(Supplied material Opens)

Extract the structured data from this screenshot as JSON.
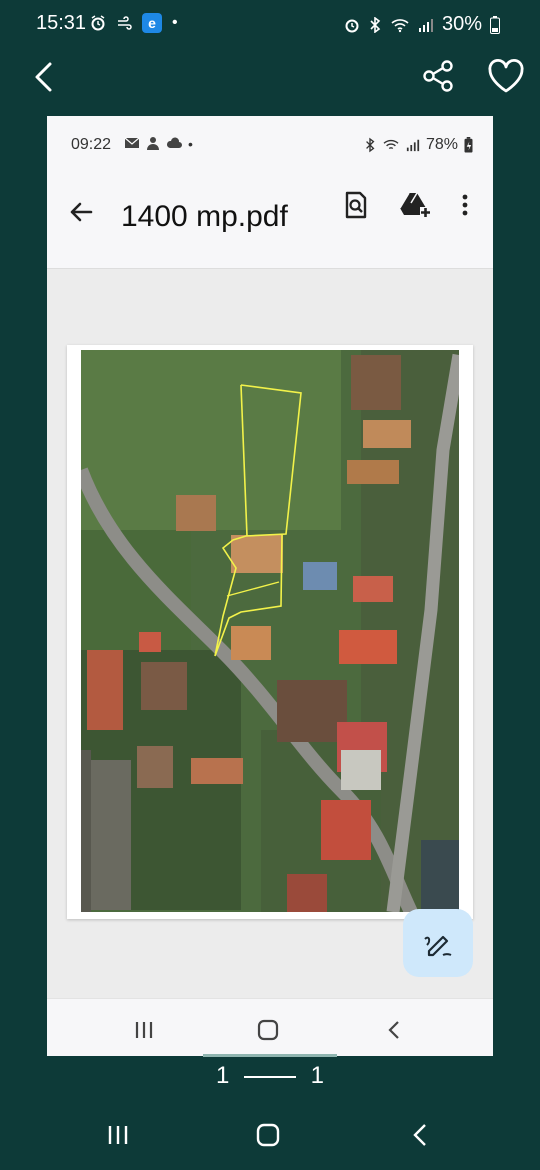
{
  "status_bar": {
    "time": "15:31",
    "notification_badge": "e",
    "dot": "•",
    "battery": "30%",
    "icons": [
      "alarm-icon",
      "wind-icon",
      "edge-app-icon",
      "alarm-icon",
      "bluetooth-icon",
      "wifi-icon",
      "signal-icon",
      "battery-icon"
    ]
  },
  "header": {
    "back_icon": "chevron-left-icon",
    "share_icon": "share-icon",
    "favorite_icon": "heart-icon"
  },
  "screenshot": {
    "status_bar": {
      "time": "09:22",
      "dot": "•",
      "battery": "78%"
    },
    "title": "1400 mp.pdf",
    "icons": [
      "back-arrow-icon",
      "search-document-icon",
      "drive-add-icon",
      "more-vert-icon",
      "edit-pen-icon"
    ]
  },
  "page_indicator": {
    "current": "1",
    "total": "1"
  }
}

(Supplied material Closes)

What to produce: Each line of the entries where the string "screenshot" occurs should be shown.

Exercise answer:
Extract the structured data from this screenshot as JSON.
  "screenshot": {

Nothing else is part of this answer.